Times Square bomber's vile
rant as he gets life in jail

by Bruce Golding | New York Post | October 5, 2010

Faisal Shahzad (right) shakes hands with Taliban chief, Hakimullah Mehsud.Smirking defiantly as a Manhattan federal judge sentenced him to spend the rest of his life in prison, the American-citizen terrorist who tried to detonate a car bomb in Times Square vowed yesterday that "the defeat of [the] US is imminent."

In a 10-minute statement to the court that denounced post-9/11 foreign policy as it threatened future American bloodshed, Faisal Shahzad warned: "Brace yourselves, because the war with Muslims has just begun. Consider me only a first droplet of the blood that will follow me."

Invoking the names of Osama bin Laden and the medieval Muslim sultan Saladin, the 31-year-old Pakistani immigrant justified his evil plot in the name of Islam, insisting that "the Koran gives us the right to defend, and that's all I'm doing."

"We do not accept your democracy or your freedom because we already have Sharia [sacred Muslim] law and freedom . . . The past nine years, the war with Muslims has achieved nothing for the US, except for it has waken up the Muslims for Islam," he said.

"We are only Muslims trying to defend our religion, people, honor and land.

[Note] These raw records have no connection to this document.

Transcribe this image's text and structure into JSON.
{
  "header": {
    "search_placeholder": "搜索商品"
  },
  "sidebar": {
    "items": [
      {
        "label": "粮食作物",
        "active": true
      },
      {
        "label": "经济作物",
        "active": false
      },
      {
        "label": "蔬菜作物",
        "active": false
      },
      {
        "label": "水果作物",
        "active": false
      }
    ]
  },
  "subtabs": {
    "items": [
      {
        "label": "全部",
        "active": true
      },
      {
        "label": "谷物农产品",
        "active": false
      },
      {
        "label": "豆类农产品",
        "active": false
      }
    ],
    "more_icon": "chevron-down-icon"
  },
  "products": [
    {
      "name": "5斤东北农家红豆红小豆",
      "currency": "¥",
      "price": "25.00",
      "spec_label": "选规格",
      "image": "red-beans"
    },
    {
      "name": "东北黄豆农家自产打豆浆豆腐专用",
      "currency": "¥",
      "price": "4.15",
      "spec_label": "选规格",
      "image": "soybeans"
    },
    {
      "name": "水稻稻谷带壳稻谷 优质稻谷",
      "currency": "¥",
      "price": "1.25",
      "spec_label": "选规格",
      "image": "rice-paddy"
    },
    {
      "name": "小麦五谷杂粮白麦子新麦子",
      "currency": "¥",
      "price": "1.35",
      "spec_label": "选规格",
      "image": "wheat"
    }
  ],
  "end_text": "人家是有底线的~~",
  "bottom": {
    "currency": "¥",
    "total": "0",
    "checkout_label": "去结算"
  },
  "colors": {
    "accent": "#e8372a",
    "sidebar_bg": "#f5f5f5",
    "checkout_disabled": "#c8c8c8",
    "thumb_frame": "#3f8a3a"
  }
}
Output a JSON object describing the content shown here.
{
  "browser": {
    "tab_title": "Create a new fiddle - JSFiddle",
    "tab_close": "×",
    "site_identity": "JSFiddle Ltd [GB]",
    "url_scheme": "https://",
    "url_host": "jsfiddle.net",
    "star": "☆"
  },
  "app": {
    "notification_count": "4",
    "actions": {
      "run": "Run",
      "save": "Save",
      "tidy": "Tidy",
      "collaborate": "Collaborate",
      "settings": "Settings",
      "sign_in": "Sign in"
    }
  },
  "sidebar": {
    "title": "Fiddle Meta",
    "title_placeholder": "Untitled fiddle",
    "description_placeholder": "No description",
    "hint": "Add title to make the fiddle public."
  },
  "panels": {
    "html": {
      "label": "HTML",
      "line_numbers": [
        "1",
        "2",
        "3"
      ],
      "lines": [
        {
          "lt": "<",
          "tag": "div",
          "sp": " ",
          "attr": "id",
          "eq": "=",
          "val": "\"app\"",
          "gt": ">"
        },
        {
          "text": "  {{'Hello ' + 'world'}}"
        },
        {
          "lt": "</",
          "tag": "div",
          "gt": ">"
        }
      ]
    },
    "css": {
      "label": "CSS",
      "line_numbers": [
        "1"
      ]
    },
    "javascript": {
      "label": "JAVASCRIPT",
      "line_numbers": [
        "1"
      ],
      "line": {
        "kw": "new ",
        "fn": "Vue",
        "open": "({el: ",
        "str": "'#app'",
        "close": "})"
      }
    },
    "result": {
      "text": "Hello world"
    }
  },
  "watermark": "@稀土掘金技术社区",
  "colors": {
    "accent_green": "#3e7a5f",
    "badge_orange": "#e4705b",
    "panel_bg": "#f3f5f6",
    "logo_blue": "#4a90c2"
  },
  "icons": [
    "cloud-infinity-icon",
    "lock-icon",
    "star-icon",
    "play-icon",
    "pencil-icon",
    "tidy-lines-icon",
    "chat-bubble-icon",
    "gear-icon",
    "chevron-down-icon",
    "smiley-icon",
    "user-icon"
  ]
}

But if you call us terrorists for doing that, then we are proud terrorists, and we will keep on terrorizing until you leave our land and people at peace."

And although the coward's plot did not involve suicide, he said, "If I am given a thousand lives, I will sacrifice them all for the sake of Allah fighting this cause, defending our lands, making the word of Allah supreme over any religion or system."

Speaking without notes during an obviously well-rehearsed speech, Shahzad recalled the words of former President George W. Bush "when he started the war on us, on Muslims."

"He said, 'You are either with us or against us.' And so it's very clear for us Muslims, either we are with the mujahedeen or we are with crusading Jews and Christians," Shahzad said.

"There is no in between."

Shahzad also urged Americans to convert to Islam, "so that when you meet Allah on the day of resurrection, you will not be able to say nobody gave you the message."

Shahzad who faced a mandatory life sentence after pleading guilty to all charges in the May 1 incident greeted his punishment with a grin and repeated exclamations of "Allahu akbar," Arabic for "God is great."

After one exhortation, he raised his right hand and pointed his index finger toward the heavens.

Federal Judge Miriam Goldman Cedarbaum who imposed six consecutive life sentences and another 20 years to be served concurrently said Shahzad deserved the harsh penalty, even though "happily, the training you sought in making bombs was unsuccessful and you were unsuccessful in your effort to kill many Americans."

As he did during his guilty plea during which he declared himself a "mujahid," or Muslim soldier Shahzad engaged in several exchanges with the judge.

"You are a young man, and you will have a lot of time to reflect on what you have done and what you have said today and in the past," Cedarbaum told him at one point.

Shahzad replied, "My sentence, if you allow me to speak, will be only for the limit that God has given me life in this world.

"But if you people don't become believers, the life that you would get in the hereafter, which you don't believe in, will be forever.

"So I'm happy with the deal that God has given me."

In response to Cedarbaum's questioning, the former Connecticut resident also told the judge that he "did not mean it" when he swore allegiance to America during a naturalization ceremony in April of last year.

And he denounced his homeland where he returned late last year for terrorist training with the Pakistani Taliban as a "slave country" that "has accepted the slavery of the West from the day it was born."

Shahzad is expected to serve out his sentence at the federal Supermax prison in Florence, Colo., which is also home to such terrorists as failed shoe-bomber Richard Reid, Sept. 11 plotter Zacarias Moussaoui and Ramzi Yousef, mastermind of the 1993 World Trade Center bomb attack.

Mayor Bloomberg said, "I'll leave it to the courts to decide what's an appropriate penalty, but there's no question what this guy was trying to do: He was trying to kill as many innocent human beings and destroy our society."